My choices and goals are simple: Keep producing and sharing good music. Let people and the way they move on the dancefloor be your feedback.

Like I said, I used to be a hardcore raver so I can totally understand when people are at it … Its very satisfying to see the crowd's reaction when they move to every single beat.

In a song or classical composition, the building blocks are notes, but in a DJ set the building blocks are entire songs and their combinatory potential. Can you tell me a bit about how your work as a DJ has influenced your view of music, your way of listening and perhaps also, if applicable, your work as a producer?

I’m very unpredictable and I don't work in a certain set of way. I don't even think I ever even  produced something from the same corner of my studio. I’m a bit crazy. I don't really understand notes. Instead, I feel them very deeply and then if something strikes in my head, I'll run to the studio. And if nothing strikes, I'll keep enjoying the moment.

Take us through a day in your life, from a possible morning routine through to your work, please. Do you have a fixed schedule? How do music and other aspects of your life feed back into each other - do you separate them or instead try to make them blend seamlessly?

When it comes to my lifestyle and my routine, I'm very efficient. I make the most out of my days.

I am an early riser. I’ll be up at 5 am in the morning to do my morning cardio, then have my breakfast, then jump on all my business calls. Then by 10am I'm off to the gym to do weight training for 2 hours as I'm also competing for a bikini bodybuilding competition. Then I'll go  straight to my Radio Station check up on all the employees. Then I'll go to check on my other businesses.

I usually return home in the evenings, then go straight to my studio to play around with some instruments and if something strikes I'll produce. Or else, I'll get on some calls with my producer friends. We are always discussing about some musical collaboration.

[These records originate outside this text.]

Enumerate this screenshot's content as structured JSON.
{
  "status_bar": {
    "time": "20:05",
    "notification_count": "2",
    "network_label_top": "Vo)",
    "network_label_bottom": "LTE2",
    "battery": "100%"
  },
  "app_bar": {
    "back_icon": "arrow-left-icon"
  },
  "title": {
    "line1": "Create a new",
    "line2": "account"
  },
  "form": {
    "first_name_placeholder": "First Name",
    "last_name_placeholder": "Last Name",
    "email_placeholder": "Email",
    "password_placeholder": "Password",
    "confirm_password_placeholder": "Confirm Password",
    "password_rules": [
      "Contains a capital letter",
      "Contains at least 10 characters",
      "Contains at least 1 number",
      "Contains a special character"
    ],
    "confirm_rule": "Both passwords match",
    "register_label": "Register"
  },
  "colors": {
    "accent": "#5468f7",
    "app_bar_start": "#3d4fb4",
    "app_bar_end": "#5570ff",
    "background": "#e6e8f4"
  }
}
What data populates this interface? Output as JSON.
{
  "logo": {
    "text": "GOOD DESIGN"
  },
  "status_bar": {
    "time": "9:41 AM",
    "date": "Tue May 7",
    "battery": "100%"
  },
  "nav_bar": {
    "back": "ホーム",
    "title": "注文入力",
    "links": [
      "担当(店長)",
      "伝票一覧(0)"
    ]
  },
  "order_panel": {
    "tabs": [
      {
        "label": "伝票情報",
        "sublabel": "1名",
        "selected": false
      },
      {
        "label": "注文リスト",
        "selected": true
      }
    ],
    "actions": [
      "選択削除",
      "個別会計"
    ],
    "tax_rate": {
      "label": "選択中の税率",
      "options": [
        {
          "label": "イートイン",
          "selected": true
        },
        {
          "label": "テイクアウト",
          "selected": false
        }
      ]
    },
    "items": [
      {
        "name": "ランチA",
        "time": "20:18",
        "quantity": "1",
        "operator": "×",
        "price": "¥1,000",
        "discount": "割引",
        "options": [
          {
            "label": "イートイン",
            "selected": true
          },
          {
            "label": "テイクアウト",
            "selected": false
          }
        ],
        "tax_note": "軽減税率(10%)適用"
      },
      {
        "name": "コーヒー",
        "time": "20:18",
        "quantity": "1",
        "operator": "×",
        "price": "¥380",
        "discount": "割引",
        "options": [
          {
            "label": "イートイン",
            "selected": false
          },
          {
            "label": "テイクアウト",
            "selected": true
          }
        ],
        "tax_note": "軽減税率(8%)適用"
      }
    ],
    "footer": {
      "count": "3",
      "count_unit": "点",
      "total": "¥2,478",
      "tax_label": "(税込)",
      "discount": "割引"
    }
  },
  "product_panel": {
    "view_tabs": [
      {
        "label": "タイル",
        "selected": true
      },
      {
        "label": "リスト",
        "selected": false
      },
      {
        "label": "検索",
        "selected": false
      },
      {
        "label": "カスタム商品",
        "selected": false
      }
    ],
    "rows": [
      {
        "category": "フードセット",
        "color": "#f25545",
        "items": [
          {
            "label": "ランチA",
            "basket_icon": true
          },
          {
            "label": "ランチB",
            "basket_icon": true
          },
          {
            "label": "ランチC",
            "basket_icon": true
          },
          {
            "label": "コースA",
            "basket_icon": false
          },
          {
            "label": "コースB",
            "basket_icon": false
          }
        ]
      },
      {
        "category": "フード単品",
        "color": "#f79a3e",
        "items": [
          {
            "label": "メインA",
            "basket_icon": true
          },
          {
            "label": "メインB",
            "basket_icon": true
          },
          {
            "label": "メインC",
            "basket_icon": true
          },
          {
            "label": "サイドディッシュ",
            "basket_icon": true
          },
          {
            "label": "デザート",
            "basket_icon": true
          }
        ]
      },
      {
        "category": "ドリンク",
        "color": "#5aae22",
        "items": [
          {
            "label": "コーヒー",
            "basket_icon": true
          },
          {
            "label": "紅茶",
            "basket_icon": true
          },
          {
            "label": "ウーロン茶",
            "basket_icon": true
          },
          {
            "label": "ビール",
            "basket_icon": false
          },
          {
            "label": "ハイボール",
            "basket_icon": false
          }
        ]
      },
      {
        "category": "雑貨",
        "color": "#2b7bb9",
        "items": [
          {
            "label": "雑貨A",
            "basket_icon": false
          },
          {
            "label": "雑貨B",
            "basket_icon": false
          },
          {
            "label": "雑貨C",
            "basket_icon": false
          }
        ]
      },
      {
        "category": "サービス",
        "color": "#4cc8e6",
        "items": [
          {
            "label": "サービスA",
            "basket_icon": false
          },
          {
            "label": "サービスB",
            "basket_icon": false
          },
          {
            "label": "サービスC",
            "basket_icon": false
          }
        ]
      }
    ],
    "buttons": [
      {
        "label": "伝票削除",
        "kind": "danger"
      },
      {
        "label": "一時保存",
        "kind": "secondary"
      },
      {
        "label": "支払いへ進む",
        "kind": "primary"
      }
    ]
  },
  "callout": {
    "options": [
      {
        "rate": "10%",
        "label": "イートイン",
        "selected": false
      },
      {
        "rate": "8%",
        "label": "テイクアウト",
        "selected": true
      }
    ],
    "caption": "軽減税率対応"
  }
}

Can you talk about a breakthrough DJ set or performance in your career? Why does it feel special to you? When, why and how did you start working on it, what were some of the motivations and ideas behind it?

That event was the first time I introduced myself to the world as a DJ and that was on Radio Intense. It was very special. I did my set in an abandoned city in Bangladesh. It was a set I'll always remember, not only because I was able to showcase Bangladesh to the world but also because it was my first stream on a very well known DJ platform. The response was amazing.  

Music and sounds can heal, but they can also hurt. Do you personally have experiences with either or both of these? Where do you personally see the biggest need and potential for music as a tool for healing?

Music can do many things to a person. It can make them experience a lot of emotions, all depending on the melody and the notes. The best thing about music is that there’s a sound for every kind of feeling of expression you can possibly think of.

Yes music can heal big time, it can also bring shivers down your body. This is a powerful source of healing.

There is a fine line between cultural exchange and appropriation. What are your thoughts on the limits of copying, using cultural signs and symbols and the cultural/social/gender specificity of art?

Someway or another there will always be a cultural touch to everything we do. It's not copying it’s more like innate, it happens naturally.  

Art can be a purpose in its own right, but it can also directly feed back into everyday life, take on a social and political role and lead to more engagement. Can you describe your approach to art and being an artist?

Art is a freedom of expression, I use music to express myself. I use art in everything I do. Even the way I eat has a certain artistic way, to how I walk ... I am art.

What can music express about life and death which words alone may not?
Music is life. It feeds the soul. It's a universal language. I’m not too sure about the death part.